  • Avoiding bodily fluid exchange
  • Using prophylactics (such as condoms)
  • Using HIV medications to prevent transmission of the virus
  • Limiting the number of sexual partners
  • Curtailing alcohol and drug use (which can impair judgment).

In fact, safer sex often involves a combination of these approaches.

The only way to know for sure whether you are HIV positive, even after an activity that is considered to be very low risk for HIV transmission, is to get tested. If you’ve contracted another sexually transmitted infection, it’s also a good idea to be tested for HIV.

External Condoms (also known as male condoms)
Several studies have demonstrated that external condoms made of either latex or polyurethane are effective barriers against HIV. They cover the penis and provide an effective barrier to exposure to secretions, such as semen and vaginal fluids, thereby blocking the sexual transmission of HIV. 

Similar studies have also demonstrated that these types of condoms also prevent other common sexually transmitted viral infections, such as herpes simplex virus (HSV) and hepatitis B virus (HBV). 

Polyurethane condoms are an effective alternative to latex condoms, especially for people with an allergy to latex. 

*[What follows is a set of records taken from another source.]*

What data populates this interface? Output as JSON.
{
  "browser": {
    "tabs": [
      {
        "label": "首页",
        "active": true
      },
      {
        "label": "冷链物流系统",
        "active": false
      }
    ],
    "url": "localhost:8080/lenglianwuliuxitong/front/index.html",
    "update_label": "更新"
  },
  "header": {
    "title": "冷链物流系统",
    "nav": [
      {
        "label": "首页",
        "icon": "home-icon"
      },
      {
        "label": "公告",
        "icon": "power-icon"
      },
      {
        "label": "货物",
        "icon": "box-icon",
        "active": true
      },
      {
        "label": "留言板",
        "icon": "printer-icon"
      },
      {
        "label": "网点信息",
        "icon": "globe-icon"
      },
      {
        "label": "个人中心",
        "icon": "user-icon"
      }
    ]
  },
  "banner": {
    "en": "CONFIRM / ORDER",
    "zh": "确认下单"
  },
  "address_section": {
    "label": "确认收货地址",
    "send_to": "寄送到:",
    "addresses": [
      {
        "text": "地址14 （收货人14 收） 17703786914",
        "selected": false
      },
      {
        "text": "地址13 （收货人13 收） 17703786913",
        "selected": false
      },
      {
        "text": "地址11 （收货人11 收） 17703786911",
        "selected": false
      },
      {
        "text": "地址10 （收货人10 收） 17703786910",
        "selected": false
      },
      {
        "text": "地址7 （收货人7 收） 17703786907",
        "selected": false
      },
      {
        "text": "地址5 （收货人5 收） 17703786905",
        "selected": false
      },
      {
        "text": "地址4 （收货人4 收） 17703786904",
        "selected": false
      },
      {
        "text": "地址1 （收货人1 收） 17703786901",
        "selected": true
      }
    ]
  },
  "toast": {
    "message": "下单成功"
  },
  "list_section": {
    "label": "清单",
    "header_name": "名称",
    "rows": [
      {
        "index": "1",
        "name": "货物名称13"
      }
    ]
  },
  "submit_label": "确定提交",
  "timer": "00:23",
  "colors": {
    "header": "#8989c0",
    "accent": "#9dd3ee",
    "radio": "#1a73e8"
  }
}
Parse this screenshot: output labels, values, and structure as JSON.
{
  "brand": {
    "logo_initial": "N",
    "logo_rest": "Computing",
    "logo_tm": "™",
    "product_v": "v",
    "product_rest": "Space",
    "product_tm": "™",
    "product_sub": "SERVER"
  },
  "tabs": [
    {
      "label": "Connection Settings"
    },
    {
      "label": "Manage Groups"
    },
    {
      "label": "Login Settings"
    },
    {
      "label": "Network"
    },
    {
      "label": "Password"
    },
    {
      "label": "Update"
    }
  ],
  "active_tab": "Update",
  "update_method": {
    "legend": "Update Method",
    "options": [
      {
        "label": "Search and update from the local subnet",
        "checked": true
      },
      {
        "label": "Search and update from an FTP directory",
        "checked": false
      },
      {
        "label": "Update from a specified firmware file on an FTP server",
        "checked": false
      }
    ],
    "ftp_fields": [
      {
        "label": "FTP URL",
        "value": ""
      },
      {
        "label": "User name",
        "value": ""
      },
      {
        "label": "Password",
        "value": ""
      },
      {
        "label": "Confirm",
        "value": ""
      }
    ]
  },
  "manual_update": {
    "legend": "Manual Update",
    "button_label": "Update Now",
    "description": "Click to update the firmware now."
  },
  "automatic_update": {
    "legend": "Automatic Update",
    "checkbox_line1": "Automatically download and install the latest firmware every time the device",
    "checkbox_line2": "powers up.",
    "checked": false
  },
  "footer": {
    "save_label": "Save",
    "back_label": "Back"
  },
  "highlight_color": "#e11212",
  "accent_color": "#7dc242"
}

Condoms made of natural materials—such as lambskin—are not a consistently effective barrier against many viruses. In one laboratory study, HIV was found to pass through microscopic holes in lambskin condoms. Studies involving HSV and HBV reported similar results.

Internal Condoms (also known as female condoms)

The internal condom is a polyurethane pouch with flexible polyurethane rings at each end. It is inserted deep in the vagina or anus. The ring at the closed end holds the pouch in the vagina or anus. The ring at the open end remains outside the vagina or anus. When inserted properly, it helps to prevent pregnancy along with HIV and other sexually transmitted infections.

The key to effective protection is consistent and correct use of condoms. Incorrect use of condoms can increase the risk of slippage or breakage, which diminishes their ability to protect against the virus. Inconsistent use—for example, failure to use condoms with every act of vaginal or anal intercourse—can lead to HIV transmission.

Only water-based and silicone-based lubricants should be used with latex condoms. Never use oil-based lubricants, including hand or body lotion, baby oil, vegetable oil or shortening, massage oil, mineral oil or petroleum jelly (e.g., Vaseline). Oil-based lubricants can damage latex and cause latex condoms to tear more easily.

Some pre-lubricated condoms and separately sold lubricants contain a chemical called nonoxynol-9. While nonoxynol-9 has been shown to kill sperm (and potentially reduce the risk of pregnancy) and various sexually transmitted infections, some men and women are allergic to this chemical. This can cause irritation inside the vagina and anus, which can increase the risk of HIV transmission if the condom breaks.

Antiretroviral (ARV) Therapy
HIV medications can also be used to prevent sexual transmission of the virus. Pre-exposure prophylaxis (PrEP) is an HIV prevention tool in which an HIV-negative person takes antiretroviral medication to reduce the risk of contracting HIV. Post-exposure prophylaxis (PEP) involves taking a short course of ARV drugs, usually for a month, to prevent HIV transmission after a high-risk exposure. Treatment as prevention (TasP) refers to taking antiretoivrals to prevent sexual tranmission. People living with HIV who maintain an undetectable viral load have effectively no risk of transmitting the virus via sex, a concept known as Undetectable Equals Untransmittable, or U=U. 

Last Reviewed: January 5, 2023